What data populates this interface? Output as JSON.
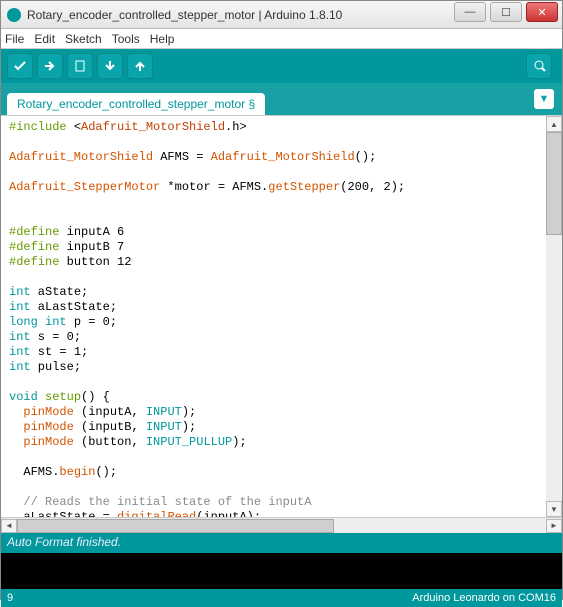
{
  "window": {
    "title": "Rotary_encoder_controlled_stepper_motor | Arduino 1.8.10"
  },
  "menu": {
    "file": "File",
    "edit": "Edit",
    "sketch": "Sketch",
    "tools": "Tools",
    "help": "Help"
  },
  "tab": {
    "name": "Rotary_encoder_controlled_stepper_motor §"
  },
  "status": {
    "message": "Auto Format finished."
  },
  "footer": {
    "line": "9",
    "board": "Arduino Leonardo on COM16"
  },
  "code": {
    "lines": [
      [
        {
          "t": "#include ",
          "c": "c-pre"
        },
        {
          "t": "<",
          "c": ""
        },
        {
          "t": "Adafruit_MotorShield",
          "c": "c-hdr"
        },
        {
          "t": ".h>",
          "c": ""
        }
      ],
      [
        {
          "t": "",
          "c": ""
        }
      ],
      [
        {
          "t": "Adafruit_MotorShield",
          "c": "c-klass"
        },
        {
          "t": " AFMS = ",
          "c": ""
        },
        {
          "t": "Adafruit_MotorShield",
          "c": "c-klass"
        },
        {
          "t": "();",
          "c": ""
        }
      ],
      [
        {
          "t": "",
          "c": ""
        }
      ],
      [
        {
          "t": "Adafruit_StepperMotor",
          "c": "c-klass"
        },
        {
          "t": " *motor = AFMS.",
          "c": ""
        },
        {
          "t": "getStepper",
          "c": "c-func"
        },
        {
          "t": "(200, 2);",
          "c": ""
        }
      ],
      [
        {
          "t": "",
          "c": ""
        }
      ],
      [
        {
          "t": "",
          "c": ""
        }
      ],
      [
        {
          "t": "#define",
          "c": "c-pre"
        },
        {
          "t": " inputA 6",
          "c": ""
        }
      ],
      [
        {
          "t": "#define",
          "c": "c-pre"
        },
        {
          "t": " inputB 7",
          "c": ""
        }
      ],
      [
        {
          "t": "#define",
          "c": "c-pre"
        },
        {
          "t": " button 12",
          "c": ""
        }
      ],
      [
        {
          "t": "",
          "c": ""
        }
      ],
      [
        {
          "t": "int",
          "c": "c-type"
        },
        {
          "t": " aState;",
          "c": ""
        }
      ],
      [
        {
          "t": "int",
          "c": "c-type"
        },
        {
          "t": " aLastState;",
          "c": ""
        }
      ],
      [
        {
          "t": "long",
          "c": "c-type"
        },
        {
          "t": " ",
          "c": ""
        },
        {
          "t": "int",
          "c": "c-type"
        },
        {
          "t": " p = 0;",
          "c": ""
        }
      ],
      [
        {
          "t": "int",
          "c": "c-type"
        },
        {
          "t": " s = 0;",
          "c": ""
        }
      ],
      [
        {
          "t": "int",
          "c": "c-type"
        },
        {
          "t": " st = 1;",
          "c": ""
        }
      ],
      [
        {
          "t": "int",
          "c": "c-type"
        },
        {
          "t": " pulse;",
          "c": ""
        }
      ],
      [
        {
          "t": "",
          "c": ""
        }
      ],
      [
        {
          "t": "void",
          "c": "c-type"
        },
        {
          "t": " ",
          "c": ""
        },
        {
          "t": "setup",
          "c": "c-kw"
        },
        {
          "t": "() {",
          "c": ""
        }
      ],
      [
        {
          "t": "  ",
          "c": ""
        },
        {
          "t": "pinMode",
          "c": "c-func"
        },
        {
          "t": " (inputA, ",
          "c": ""
        },
        {
          "t": "INPUT",
          "c": "c-const"
        },
        {
          "t": ");",
          "c": ""
        }
      ],
      [
        {
          "t": "  ",
          "c": ""
        },
        {
          "t": "pinMode",
          "c": "c-func"
        },
        {
          "t": " (inputB, ",
          "c": ""
        },
        {
          "t": "INPUT",
          "c": "c-const"
        },
        {
          "t": ");",
          "c": ""
        }
      ],
      [
        {
          "t": "  ",
          "c": ""
        },
        {
          "t": "pinMode",
          "c": "c-func"
        },
        {
          "t": " (button, ",
          "c": ""
        },
        {
          "t": "INPUT_PULLUP",
          "c": "c-const"
        },
        {
          "t": ");",
          "c": ""
        }
      ],
      [
        {
          "t": "",
          "c": ""
        }
      ],
      [
        {
          "t": "  AFMS.",
          "c": ""
        },
        {
          "t": "begin",
          "c": "c-func"
        },
        {
          "t": "();",
          "c": ""
        }
      ],
      [
        {
          "t": "",
          "c": ""
        }
      ],
      [
        {
          "t": "  // Reads the initial state of the inputA",
          "c": "c-cmt"
        }
      ],
      [
        {
          "t": "  aLastState = ",
          "c": ""
        },
        {
          "t": "digitalRead",
          "c": "c-func"
        },
        {
          "t": "(inputA);",
          "c": ""
        }
      ]
    ]
  }
}
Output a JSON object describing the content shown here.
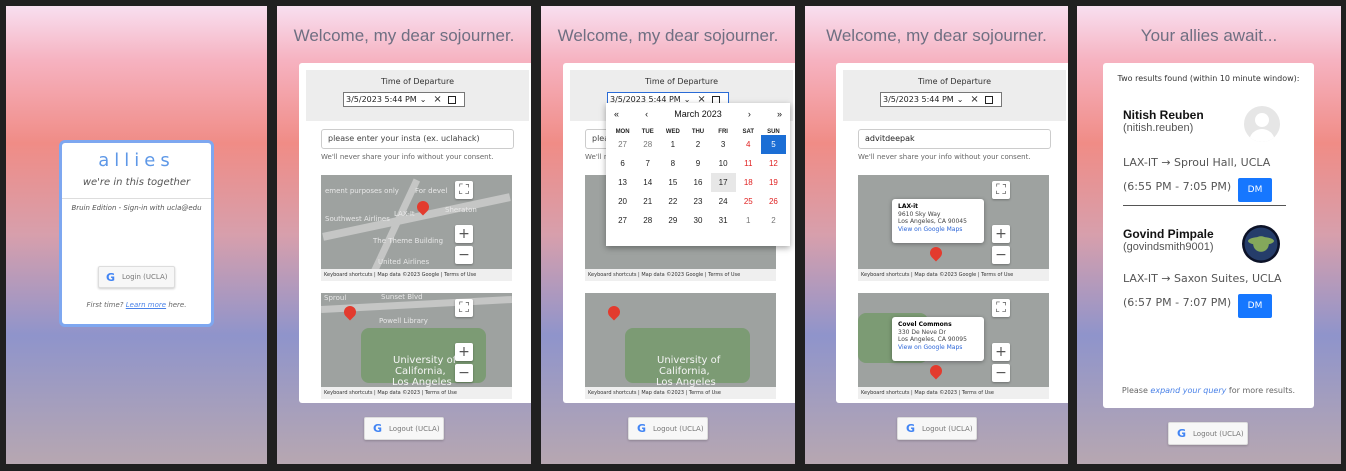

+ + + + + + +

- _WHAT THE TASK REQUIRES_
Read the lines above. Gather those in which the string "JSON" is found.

- _EXERCISE OUTPUT_
What data populates this interface? Output as JSON.
Output a JSON object describing the content shown here.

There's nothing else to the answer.